I wanted my radio to be Hi-Fi just by plugging a quality mic into the front panel. If you take the time to modify the caps in the mic pre amp and speech amp, the usable frequency response is just as good as external audio. The use of a passive notch filter in your mic line can go a long way in eliminating the need for external audio equipment and the possible RFI associated with it. The notch should occur between 350 and 750 cycles depending on your preferences. The filter is nothing more then a series resonant circuit at the notch audio frequency comprised of one inductor and one capacitor. 24 to 48 volt DC relay coils with a resistance around 750 ohms often have the right inductance when used with a series cap value around .1uF. The filter must be installed following a stage with an output impedance of 10K ohms or more in order to give the filtered AF signal a place to drop its voltage.

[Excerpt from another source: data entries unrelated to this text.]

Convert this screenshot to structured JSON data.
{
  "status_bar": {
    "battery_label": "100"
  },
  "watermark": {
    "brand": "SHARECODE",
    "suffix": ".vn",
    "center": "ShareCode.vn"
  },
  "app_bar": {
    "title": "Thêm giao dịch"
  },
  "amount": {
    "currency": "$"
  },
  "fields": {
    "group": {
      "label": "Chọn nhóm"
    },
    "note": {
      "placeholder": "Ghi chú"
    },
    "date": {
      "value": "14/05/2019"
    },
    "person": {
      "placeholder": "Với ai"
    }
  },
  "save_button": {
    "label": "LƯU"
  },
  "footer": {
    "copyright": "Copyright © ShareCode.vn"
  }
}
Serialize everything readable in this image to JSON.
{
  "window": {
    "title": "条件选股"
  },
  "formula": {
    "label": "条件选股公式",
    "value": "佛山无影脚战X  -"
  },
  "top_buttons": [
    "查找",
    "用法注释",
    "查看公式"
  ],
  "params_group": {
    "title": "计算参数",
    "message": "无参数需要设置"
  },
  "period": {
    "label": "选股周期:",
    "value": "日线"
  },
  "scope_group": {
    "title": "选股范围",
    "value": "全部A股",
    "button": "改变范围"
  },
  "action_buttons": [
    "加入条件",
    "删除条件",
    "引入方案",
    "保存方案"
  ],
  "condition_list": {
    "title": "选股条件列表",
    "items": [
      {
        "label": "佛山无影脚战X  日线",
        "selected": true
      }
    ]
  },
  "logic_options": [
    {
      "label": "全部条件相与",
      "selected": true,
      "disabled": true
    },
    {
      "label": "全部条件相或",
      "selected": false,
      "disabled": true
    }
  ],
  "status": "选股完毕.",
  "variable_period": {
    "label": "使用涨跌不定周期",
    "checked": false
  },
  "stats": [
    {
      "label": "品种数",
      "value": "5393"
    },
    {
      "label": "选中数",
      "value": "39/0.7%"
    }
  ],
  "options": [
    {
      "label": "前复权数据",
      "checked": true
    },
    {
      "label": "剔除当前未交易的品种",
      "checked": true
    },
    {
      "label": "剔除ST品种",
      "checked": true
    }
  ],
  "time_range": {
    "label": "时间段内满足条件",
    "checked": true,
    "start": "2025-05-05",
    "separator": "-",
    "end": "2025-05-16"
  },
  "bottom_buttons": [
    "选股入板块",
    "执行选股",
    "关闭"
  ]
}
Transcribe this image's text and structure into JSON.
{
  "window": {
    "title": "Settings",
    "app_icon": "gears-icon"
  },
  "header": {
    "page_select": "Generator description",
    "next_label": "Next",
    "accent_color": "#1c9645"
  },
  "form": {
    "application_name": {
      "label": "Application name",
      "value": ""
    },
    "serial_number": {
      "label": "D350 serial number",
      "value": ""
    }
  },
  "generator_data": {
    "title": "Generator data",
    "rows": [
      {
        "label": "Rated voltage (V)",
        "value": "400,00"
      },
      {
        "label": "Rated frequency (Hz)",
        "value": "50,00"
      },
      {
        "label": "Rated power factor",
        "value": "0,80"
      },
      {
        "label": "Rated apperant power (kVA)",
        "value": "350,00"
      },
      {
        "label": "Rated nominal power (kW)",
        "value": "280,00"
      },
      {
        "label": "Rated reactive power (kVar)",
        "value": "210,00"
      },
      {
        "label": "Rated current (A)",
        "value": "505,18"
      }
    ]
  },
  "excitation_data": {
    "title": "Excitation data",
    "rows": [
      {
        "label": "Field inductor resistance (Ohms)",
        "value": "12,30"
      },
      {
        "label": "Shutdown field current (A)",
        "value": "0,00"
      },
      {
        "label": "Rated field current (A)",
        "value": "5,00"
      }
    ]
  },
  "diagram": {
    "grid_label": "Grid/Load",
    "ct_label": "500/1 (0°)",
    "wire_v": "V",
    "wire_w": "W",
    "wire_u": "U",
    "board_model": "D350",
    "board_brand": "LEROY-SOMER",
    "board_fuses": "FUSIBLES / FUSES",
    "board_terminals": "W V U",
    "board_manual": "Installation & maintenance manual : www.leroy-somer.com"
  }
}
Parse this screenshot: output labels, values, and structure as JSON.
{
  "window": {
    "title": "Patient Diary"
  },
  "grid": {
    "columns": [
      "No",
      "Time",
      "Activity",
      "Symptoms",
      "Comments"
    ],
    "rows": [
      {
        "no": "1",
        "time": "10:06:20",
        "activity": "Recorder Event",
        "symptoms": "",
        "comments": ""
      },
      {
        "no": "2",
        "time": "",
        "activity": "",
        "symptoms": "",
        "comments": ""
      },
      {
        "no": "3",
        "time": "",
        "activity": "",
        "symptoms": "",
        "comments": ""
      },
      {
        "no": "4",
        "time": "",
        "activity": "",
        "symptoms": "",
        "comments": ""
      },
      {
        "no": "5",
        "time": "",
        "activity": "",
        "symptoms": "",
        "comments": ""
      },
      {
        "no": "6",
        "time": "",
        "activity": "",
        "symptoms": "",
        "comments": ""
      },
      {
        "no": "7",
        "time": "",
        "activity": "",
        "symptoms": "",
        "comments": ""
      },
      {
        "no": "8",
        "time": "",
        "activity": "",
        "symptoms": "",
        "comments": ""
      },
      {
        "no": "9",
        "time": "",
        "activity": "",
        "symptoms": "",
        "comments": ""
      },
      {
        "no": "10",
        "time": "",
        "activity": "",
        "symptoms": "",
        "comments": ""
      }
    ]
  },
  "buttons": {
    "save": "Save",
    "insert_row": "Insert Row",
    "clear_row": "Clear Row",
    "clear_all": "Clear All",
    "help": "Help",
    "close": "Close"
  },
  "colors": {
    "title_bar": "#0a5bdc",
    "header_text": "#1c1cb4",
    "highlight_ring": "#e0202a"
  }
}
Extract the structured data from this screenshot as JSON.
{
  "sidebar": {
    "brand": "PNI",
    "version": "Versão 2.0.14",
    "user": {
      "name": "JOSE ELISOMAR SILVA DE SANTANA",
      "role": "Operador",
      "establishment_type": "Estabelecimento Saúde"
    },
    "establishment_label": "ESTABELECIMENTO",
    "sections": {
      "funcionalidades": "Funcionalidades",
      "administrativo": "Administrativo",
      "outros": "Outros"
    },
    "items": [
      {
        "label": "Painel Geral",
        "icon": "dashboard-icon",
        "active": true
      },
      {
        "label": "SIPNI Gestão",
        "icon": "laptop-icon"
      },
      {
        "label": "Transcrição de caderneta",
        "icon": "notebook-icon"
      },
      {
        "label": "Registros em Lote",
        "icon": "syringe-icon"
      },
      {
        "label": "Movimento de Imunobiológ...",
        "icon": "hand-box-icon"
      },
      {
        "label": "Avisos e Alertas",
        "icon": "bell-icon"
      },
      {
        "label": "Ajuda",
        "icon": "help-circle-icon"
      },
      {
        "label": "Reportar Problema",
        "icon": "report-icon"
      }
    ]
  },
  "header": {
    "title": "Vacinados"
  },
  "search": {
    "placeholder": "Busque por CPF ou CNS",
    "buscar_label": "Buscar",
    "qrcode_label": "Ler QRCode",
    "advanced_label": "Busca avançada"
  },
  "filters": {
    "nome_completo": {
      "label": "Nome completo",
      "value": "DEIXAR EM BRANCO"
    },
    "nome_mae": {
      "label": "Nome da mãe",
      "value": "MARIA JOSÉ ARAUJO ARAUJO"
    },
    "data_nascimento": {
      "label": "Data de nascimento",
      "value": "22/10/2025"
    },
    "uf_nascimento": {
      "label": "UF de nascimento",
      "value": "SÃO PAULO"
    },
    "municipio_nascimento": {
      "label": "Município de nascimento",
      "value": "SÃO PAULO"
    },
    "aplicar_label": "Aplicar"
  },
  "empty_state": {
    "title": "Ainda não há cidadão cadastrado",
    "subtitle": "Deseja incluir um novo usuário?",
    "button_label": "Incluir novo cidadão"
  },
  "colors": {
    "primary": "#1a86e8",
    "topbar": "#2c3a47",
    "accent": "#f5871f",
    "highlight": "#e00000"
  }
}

The filter works great in Astatic amplified microphones using an electret condenser element feed with a 33K bias resistor off the 9 volt battery and automatically turns the element off since these mics switch the negative line on the battery. The notch filter installs directly across the condenser element. Install an appropriate coupling cap to block DC and limit low end response and windscreen foam is a must on these elements otherwise they sound muffled. The coupling cap should be around .01uF.





29 October 2009